*SUPPLIED INFORMATION*.
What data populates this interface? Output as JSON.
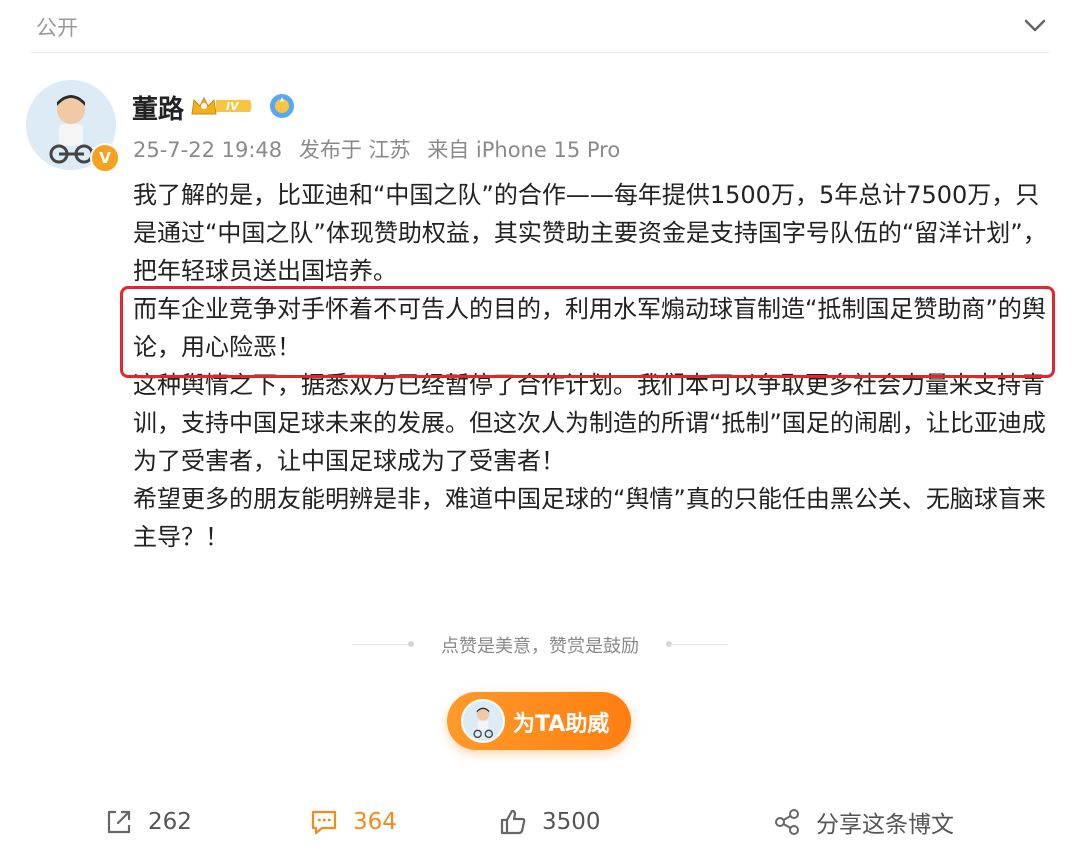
{
  "header": {
    "visibility": "公开",
    "collapse_icon": "chevron-down-icon"
  },
  "post": {
    "author": "董路",
    "badges": [
      "crown-level-badge",
      "sun-badge"
    ],
    "crown_level_text": "IV",
    "verified_badge": "V",
    "meta": {
      "date": "25-7-22 19:48",
      "location": "发布于 江苏",
      "source": "来自 iPhone 15 Pro"
    },
    "paragraphs": [
      "我了解的是，比亚迪和“中国之队”的合作——每年提供1500万，5年总计7500万，只是通过“中国之队”体现赞助权益，其实赞助主要资金是支持国字号队伍的“留洋计划”，把年轻球员送出国培养。",
      "而车企业竞争对手怀着不可告人的目的，利用水军煽动球盲制造“抵制国足赞助商”的舆论，用心险恶！",
      "这种舆情之下，据悉双方已经暂停了合作计划。我们本可以争取更多社会力量来支持青训，支持中国足球未来的发展。但这次人为制造的所谓“抵制”国足的闹剧，让比亚迪成为了受害者，让中国足球成为了受害者！",
      "希望更多的朋友能明辨是非，难道中国足球的“舆情”真的只能任由黑公关、无脑球盲来主导？！"
    ],
    "highlighted_paragraph_index": 1,
    "highlight_color": "#e0262e"
  },
  "reward": {
    "text": "点赞是美意，赞赏是鼓励",
    "button_label": "为TA助威",
    "button_color": "#ff8a1e"
  },
  "actions": {
    "repost": {
      "icon": "share-icon",
      "count": "262"
    },
    "comment": {
      "icon": "comment-icon",
      "count": "364",
      "active": true,
      "color": "#f08c1e"
    },
    "like": {
      "icon": "thumbs-up-icon",
      "count": "3500"
    },
    "share": {
      "icon": "link-share-icon",
      "label": "分享这条博文"
    }
  }
}
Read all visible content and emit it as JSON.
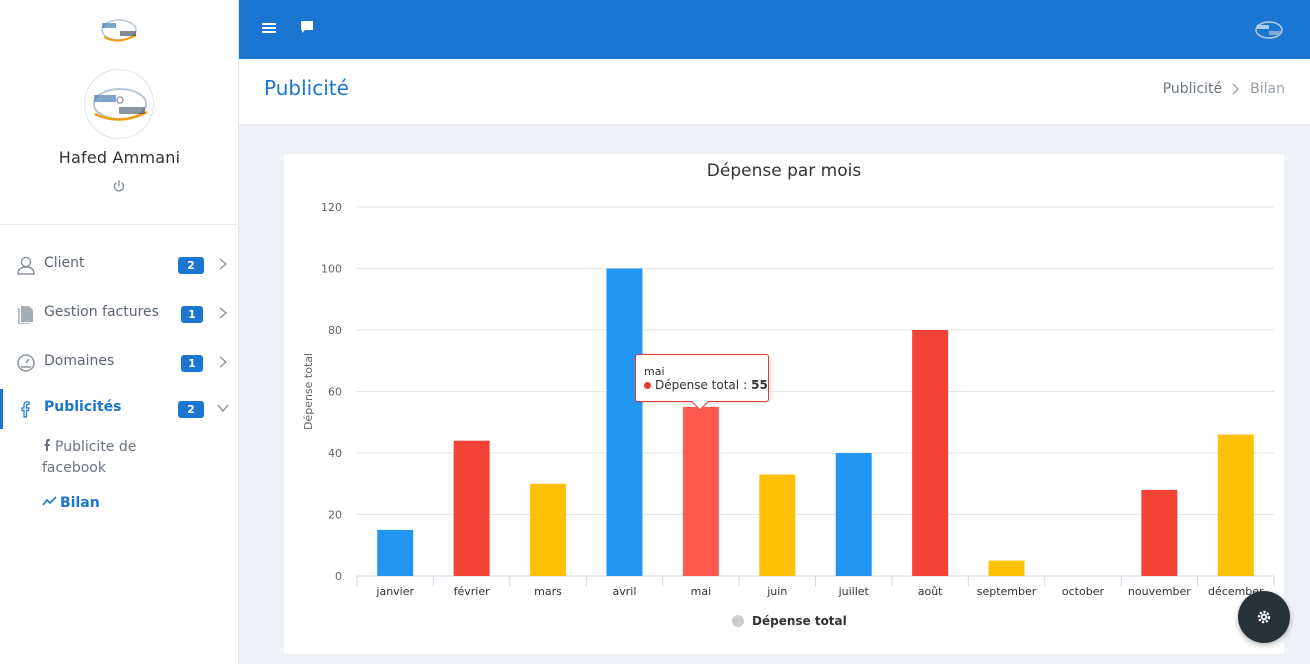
{
  "user": {
    "name": "Hafed Ammani"
  },
  "nav": {
    "items": [
      {
        "label": "Client",
        "badge": "2",
        "icon": "user-icon"
      },
      {
        "label": "Gestion factures",
        "badge": "1",
        "icon": "file-icon"
      },
      {
        "label": "Domaines",
        "badge": "1",
        "icon": "dashboard-icon"
      },
      {
        "label": "Publicités",
        "badge": "2",
        "icon": "facebook-icon"
      }
    ],
    "sub": [
      {
        "label": "Publicite de facebook",
        "icon": "facebook-icon"
      },
      {
        "label": "Bilan",
        "icon": "trend-icon"
      }
    ]
  },
  "page": {
    "title": "Publicité"
  },
  "breadcrumb": {
    "items": [
      "Publicité",
      "Bilan"
    ]
  },
  "colors": {
    "accent": "#1b76d2",
    "blue": "#2196f3",
    "red": "#f44336",
    "amber": "#ffc107",
    "hover_red": "#ff5a50"
  },
  "chart_data": {
    "type": "bar",
    "title": "Dépense par mois",
    "xlabel": "",
    "ylabel": "Dépense total",
    "ylim": [
      0,
      120
    ],
    "yticks": [
      0,
      20,
      40,
      60,
      80,
      100,
      120
    ],
    "grid": true,
    "legend_position": "bottom",
    "categories": [
      "janvier",
      "février",
      "mars",
      "avril",
      "mai",
      "juin",
      "juillet",
      "août",
      "september",
      "october",
      "nouvember",
      "décember"
    ],
    "series": [
      {
        "name": "Dépense total",
        "values": [
          15,
          44,
          30,
          100,
          55,
          33,
          40,
          80,
          5,
          0,
          28,
          46
        ]
      }
    ],
    "bar_colors": [
      "#2196f3",
      "#f44336",
      "#ffc107",
      "#2196f3",
      "#ff5a50",
      "#ffc107",
      "#2196f3",
      "#f44336",
      "#ffc107",
      "#2196f3",
      "#f44336",
      "#ffc107"
    ],
    "tooltip": {
      "category": "mai",
      "series": "Dépense total",
      "value": "55"
    }
  }
}
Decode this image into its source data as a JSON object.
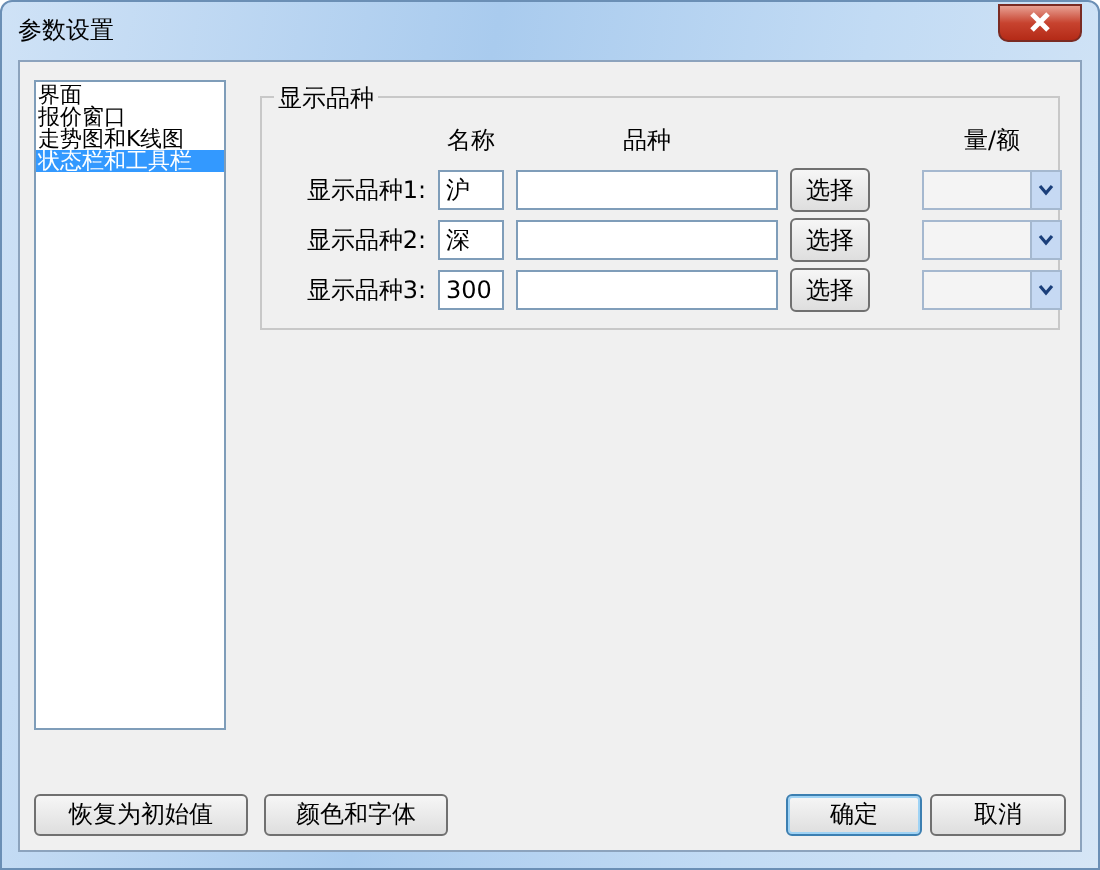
{
  "window": {
    "title": "参数设置"
  },
  "sidebar": {
    "items": [
      {
        "label": "界面",
        "selected": false
      },
      {
        "label": "报价窗口",
        "selected": false
      },
      {
        "label": "走势图和K线图",
        "selected": false
      },
      {
        "label": "状态栏和工具栏",
        "selected": true
      }
    ]
  },
  "group": {
    "title": "显示品种",
    "columns": [
      "名称",
      "品种",
      "量/额"
    ],
    "rows": [
      {
        "label": "显示品种1:",
        "name": "沪",
        "button": "选择"
      },
      {
        "label": "显示品种2:",
        "name": "深",
        "button": "选择"
      },
      {
        "label": "显示品种3:",
        "name": "300",
        "button": "选择"
      }
    ]
  },
  "buttons": [
    {
      "label": "恢复为初始值",
      "kind": "left"
    },
    {
      "label": "颜色和字体",
      "kind": "left"
    },
    {
      "label": "确定",
      "kind": "default"
    },
    {
      "label": "取消",
      "kind": "right"
    }
  ]
}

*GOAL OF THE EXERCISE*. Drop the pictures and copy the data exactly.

*EXERCISE OUTPUT*.
What data populates this interface? Output as JSON.
{
  "header": {
    "visibility": "公开",
    "collapse_icon": "chevron-down-icon"
  },
  "post": {
    "author": "董路",
    "badges": [
      "crown-level-badge",
      "sun-badge"
    ],
    "crown_level_text": "IV",
    "verified_badge": "V",
    "meta": {
      "date": "25-7-22 19:48",
      "location": "发布于 江苏",
      "source": "来自 iPhone 15 Pro"
    },
    "paragraphs": [
      "我了解的是，比亚迪和“中国之队”的合作——每年提供1500万，5年总计7500万，只是通过“中国之队”体现赞助权益，其实赞助主要资金是支持国字号队伍的“留洋计划”，把年轻球员送出国培养。",
      "而车企业竞争对手怀着不可告人的目的，利用水军煽动球盲制造“抵制国足赞助商”的舆论，用心险恶！",
      "这种舆情之下，据悉双方已经暂停了合作计划。我们本可以争取更多社会力量来支持青训，支持中国足球未来的发展。但这次人为制造的所谓“抵制”国足的闹剧，让比亚迪成为了受害者，让中国足球成为了受害者！",
      "希望更多的朋友能明辨是非，难道中国足球的“舆情”真的只能任由黑公关、无脑球盲来主导？！"
    ],
    "highlighted_paragraph_index": 1,
    "highlight_color": "#e0262e"
  },
  "reward": {
    "text": "点赞是美意，赞赏是鼓励",
    "button_label": "为TA助威",
    "button_color": "#ff8a1e"
  },
  "actions": {
    "repost": {
      "icon": "share-icon",
      "count": "262"
    },
    "comment": {
      "icon": "comment-icon",
      "count": "364",
      "active": true,
      "color": "#f08c1e"
    },
    "like": {
      "icon": "thumbs-up-icon",
      "count": "3500"
    },
    "share": {
      "icon": "link-share-icon",
      "label": "分享这条博文"
    }
  }
}
Read all visible content and emit it as JSON.
{
  "user": {
    "name": "Hafed Ammani"
  },
  "nav": {
    "items": [
      {
        "label": "Client",
        "badge": "2",
        "icon": "user-icon"
      },
      {
        "label": "Gestion factures",
        "badge": "1",
        "icon": "file-icon"
      },
      {
        "label": "Domaines",
        "badge": "1",
        "icon": "dashboard-icon"
      },
      {
        "label": "Publicités",
        "badge": "2",
        "icon": "facebook-icon"
      }
    ],
    "sub": [
      {
        "label": "Publicite de facebook",
        "icon": "facebook-icon"
      },
      {
        "label": "Bilan",
        "icon": "trend-icon"
      }
    ]
  },
  "page": {
    "title": "Publicité"
  },
  "breadcrumb": {
    "items": [
      "Publicité",
      "Bilan"
    ]
  },
  "colors": {
    "accent": "#1b76d2",
    "blue": "#2196f3",
    "red": "#f44336",
    "amber": "#ffc107",
    "hover_red": "#ff5a50"
  },
  "chart_data": {
    "type": "bar",
    "title": "Dépense par mois",
    "xlabel": "",
    "ylabel": "Dépense total",
    "ylim": [
      0,
      120
    ],
    "yticks": [
      0,
      20,
      40,
      60,
      80,
      100,
      120
    ],
    "grid": true,
    "legend_position": "bottom",
    "categories": [
      "janvier",
      "février",
      "mars",
      "avril",
      "mai",
      "juin",
      "juillet",
      "août",
      "september",
      "october",
      "nouvember",
      "décember"
    ],
    "series": [
      {
        "name": "Dépense total",
        "values": [
          15,
          44,
          30,
          100,
          55,
          33,
          40,
          80,
          5,
          0,
          28,
          46
        ]
      }
    ],
    "bar_colors": [
      "#2196f3",
      "#f44336",
      "#ffc107",
      "#2196f3",
      "#ff5a50",
      "#ffc107",
      "#2196f3",
      "#f44336",
      "#ffc107",
      "#2196f3",
      "#f44336",
      "#ffc107"
    ],
    "tooltip": {
      "category": "mai",
      "series": "Dépense total",
      "value": "55"
    }
  }
}
Decode this image into its source data as a JSON object.
{
  "window": {
    "title": "参数设置"
  },
  "sidebar": {
    "items": [
      {
        "label": "界面",
        "selected": false
      },
      {
        "label": "报价窗口",
        "selected": false
      },
      {
        "label": "走势图和K线图",
        "selected": false
      },
      {
        "label": "状态栏和工具栏",
        "selected": true
      }
    ]
  },
  "group": {
    "title": "显示品种",
    "columns": [
      "名称",
      "品种",
      "量/额"
    ],
    "rows": [
      {
        "label": "显示品种1:",
        "name": "沪",
        "button": "选择"
      },
      {
        "label": "显示品种2:",
        "name": "深",
        "button": "选择"
      },
      {
        "label": "显示品种3:",
        "name": "300",
        "button": "选择"
      }
    ]
  },
  "buttons": [
    {
      "label": "恢复为初始值",
      "kind": "left"
    },
    {
      "label": "颜色和字体",
      "kind": "left"
    },
    {
      "label": "确定",
      "kind": "default"
    },
    {
      "label": "取消",
      "kind": "right"
    }
  ]
}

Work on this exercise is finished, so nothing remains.